* [Data extracts]:
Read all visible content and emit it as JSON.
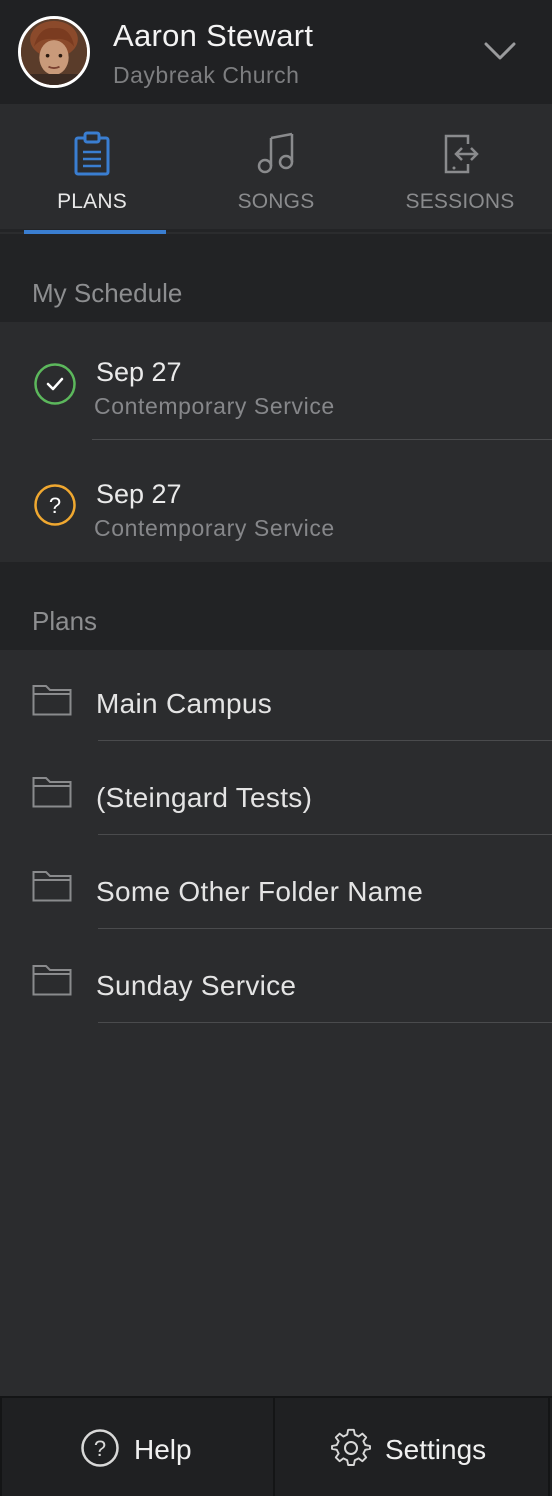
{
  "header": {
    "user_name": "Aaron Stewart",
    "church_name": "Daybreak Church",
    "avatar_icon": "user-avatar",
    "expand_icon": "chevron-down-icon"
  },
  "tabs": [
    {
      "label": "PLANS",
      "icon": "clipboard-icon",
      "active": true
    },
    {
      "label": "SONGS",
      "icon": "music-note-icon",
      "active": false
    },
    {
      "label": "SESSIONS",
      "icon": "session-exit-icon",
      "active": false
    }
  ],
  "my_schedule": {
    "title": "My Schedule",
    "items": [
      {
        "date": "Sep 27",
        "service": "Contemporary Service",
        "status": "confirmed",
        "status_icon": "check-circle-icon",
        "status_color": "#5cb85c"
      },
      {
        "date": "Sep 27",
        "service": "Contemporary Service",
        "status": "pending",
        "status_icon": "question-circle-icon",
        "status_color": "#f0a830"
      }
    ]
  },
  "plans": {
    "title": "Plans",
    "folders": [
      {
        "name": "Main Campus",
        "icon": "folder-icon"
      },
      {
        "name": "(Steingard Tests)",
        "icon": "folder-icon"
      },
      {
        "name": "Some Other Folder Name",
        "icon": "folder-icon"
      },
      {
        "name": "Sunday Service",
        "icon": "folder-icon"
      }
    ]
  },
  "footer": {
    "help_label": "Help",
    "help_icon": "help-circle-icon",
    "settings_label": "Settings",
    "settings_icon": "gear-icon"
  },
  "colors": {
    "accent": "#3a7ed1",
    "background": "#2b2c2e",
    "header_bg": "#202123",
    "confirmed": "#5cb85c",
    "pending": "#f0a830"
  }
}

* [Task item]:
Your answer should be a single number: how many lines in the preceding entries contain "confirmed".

* [Your solution]:
2